41 Others said, “He is the Messiah.” Still others asked, “How can the Messiah come from Galilee? 42 Does not Scripture say that the Messiah will come from David’s descendants and from Bethlehem, the town where David lived?” (JOHN 7:40–42).
Their final analysis of Jesus’ heritage is recorded in John 7:52 when the religious leaders said to Nicodemus: “Look into it, and you will find that a prophet does not come out of Galilee.”
The reality of the incarnation teaches us that what people saw in the outward appearance of Jesus was not the whole story. The rest of the story is alluded to in Matthew 17.
Jesus had gone up on a mountain in the Galilee with three of His disciples (Peter, James, John). Matthew’s record of their moments on the mountain is stunning in its description of the true nature of the Jesus who was thought to be so common.
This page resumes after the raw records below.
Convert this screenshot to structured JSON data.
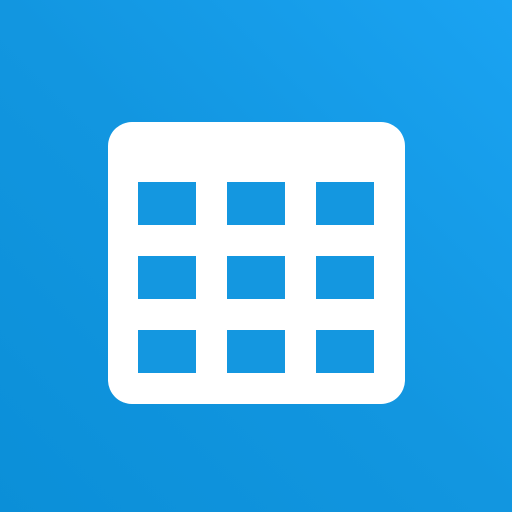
{
  "app_icon": {
    "name": "calendar-grid-icon",
    "colors": {
      "background_start": "#0b8fd8",
      "background_end": "#1aa3f2",
      "tile": "#ffffff",
      "cell": "#1497e0"
    },
    "grid": {
      "rows": 3,
      "columns": 3
    }
  }
}
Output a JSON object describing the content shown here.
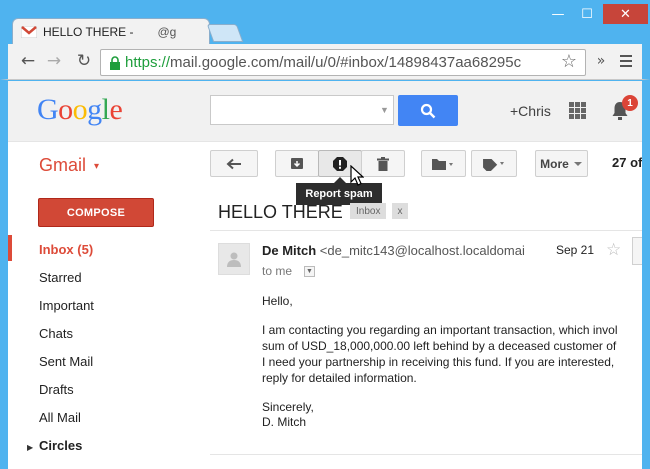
{
  "window": {
    "min_glyph": "—",
    "max_glyph": "☐",
    "close_glyph": "✕"
  },
  "tab": {
    "title": "HELLO THERE -",
    "title_suffix": "@g"
  },
  "browser": {
    "url_https": "https://",
    "url_rest": "mail.google.com/mail/u/0/#inbox/14898437aa68295c",
    "back_glyph": "←",
    "forward_glyph": "→",
    "reload_glyph": "↻",
    "star_glyph": "☆",
    "ext_glyph": "»"
  },
  "header": {
    "logo_letters": [
      {
        "ch": "G",
        "color": "#4285f4"
      },
      {
        "ch": "o",
        "color": "#ea4335"
      },
      {
        "ch": "o",
        "color": "#fbbc05"
      },
      {
        "ch": "g",
        "color": "#4285f4"
      },
      {
        "ch": "l",
        "color": "#34a853"
      },
      {
        "ch": "e",
        "color": "#ea4335"
      }
    ],
    "user": "+Chris",
    "notification_count": "1"
  },
  "app": {
    "label": "Gmail",
    "caret": "▾"
  },
  "toolbar": {
    "more_label": "More",
    "count": "27 of"
  },
  "tooltip": "Report spam",
  "sidebar": {
    "compose": "COMPOSE",
    "items": [
      {
        "label": "Inbox (5)"
      },
      {
        "label": "Starred"
      },
      {
        "label": "Important"
      },
      {
        "label": "Chats"
      },
      {
        "label": "Sent Mail"
      },
      {
        "label": "Drafts"
      },
      {
        "label": "All Mail"
      },
      {
        "label": "Circles"
      }
    ]
  },
  "thread": {
    "subject": "HELLO THERE",
    "label": "Inbox",
    "label_remove": "x"
  },
  "message": {
    "sender_name": "De Mitch",
    "sender_email": "<de_mitc143@localhost.localdomai",
    "date": "Sep 21",
    "to": "to me",
    "star_glyph": "☆",
    "lines": [
      "Hello,",
      "I am contacting you regarding an important transaction, which invol",
      "sum of USD_18,000,000.00 left behind by a deceased customer of",
      "I need your partnership in receiving this fund. If you are interested,",
      "reply for detailed information.",
      "Sincerely,",
      "D. Mitch"
    ]
  }
}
After six days Jesus took with him Peter, James and John the brother of James, and led them up a high mountain by themselves. There he was transfigured before them. His face shone like the sun, and his clothes became as white as the light. Just then there appeared before them Moses and Elijah, talking with Jesus.
Peter said to Jesus, “Lord, it is good for us to be here. If you wish, I will put up three shelters—one for you, one for Moses and one for Elijah.”
While he was still speaking, a bright cloud covered them, and a voice from the cloud said, “This is my Son, whom I love; with him I am well pleased. Listen to him!”
When the disciples heard this, they fell facedown to the ground, terrified (MATTHEW 17:1–6).
The true nature of Christ was endorsed by the remarkable appearance of Moses and Elijah. But even more important, that nature was revealed in the display of his glory (“transfigured”) and the declaration of the Father (“My on”). The majesty of Christ was put on full display on that mountain.
Despite his common appearance, common upbringing, common lifestyle, and common background, there was absolutely nothing ordinary about Jesus. His majesty was undiminished by the ordinary way he revealed himself.